▶ _To do_
Look through the entries. Copy each line that has the word "Красные".

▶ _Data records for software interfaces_
%%
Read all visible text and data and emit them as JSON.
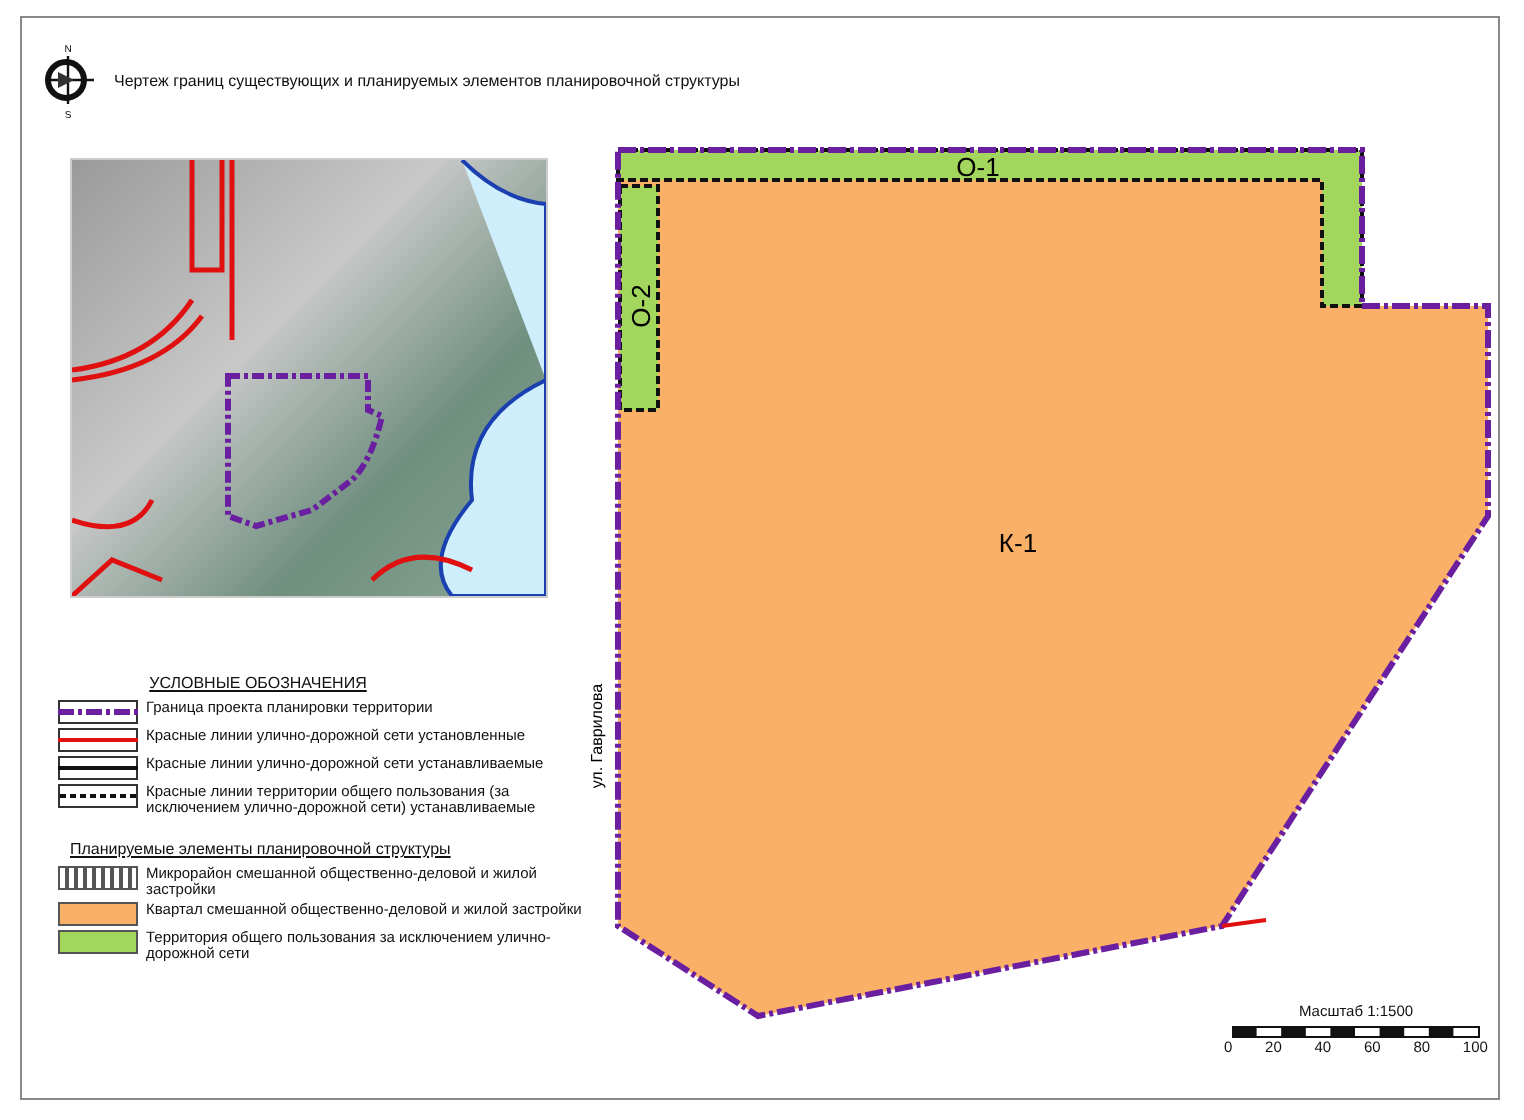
{
  "compass": {
    "north": "N",
    "south": "S"
  },
  "title": "Чертеж границ существующих и планируемых элементов планировочной структуры",
  "legend": {
    "heading": "УСЛОВНЫЕ ОБОЗНАЧЕНИЯ",
    "lines": [
      {
        "kind": "boundary",
        "label": "Граница проекта планировки территории"
      },
      {
        "kind": "red",
        "label": "Красные линии улично-дорожной сети установленные"
      },
      {
        "kind": "black",
        "label": "Красные линии улично-дорожной сети устанавливаемые"
      },
      {
        "kind": "dashed",
        "label": "Красные линии территории общего пользования (за исключением улично-дорожной сети) устанавливаемые"
      }
    ],
    "subheading": "Планируемые элементы планировочной структуры",
    "elements": [
      {
        "kind": "hatched",
        "label": "Микрорайон смешанной общественно-деловой и жилой застройки"
      },
      {
        "kind": "orange",
        "label": "Квартал смешанной общественно-деловой и жилой застройки"
      },
      {
        "kind": "green",
        "label": "Территория общего пользования за исключением улично-дорожной сети"
      }
    ]
  },
  "map": {
    "zones": [
      {
        "kind": "quarter",
        "label": "К-1"
      },
      {
        "kind": "public_top",
        "label": "О-1"
      },
      {
        "kind": "public_left",
        "label": "О-2"
      }
    ],
    "street": "ул. Гаврилова"
  },
  "scale": {
    "label": "Масштаб 1:1500",
    "ticks": [
      "0",
      "20",
      "40",
      "60",
      "80",
      "100"
    ]
  }
}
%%
▶ _Exercise output_
        "label": "Красные линии улично-дорожной сети установленные"
        "label": "Красные линии улично-дорожной сети устанавливаемые"
        "label": "Красные линии территории общего пользования (за исключением улично-дорожной сети) устанавливаемые"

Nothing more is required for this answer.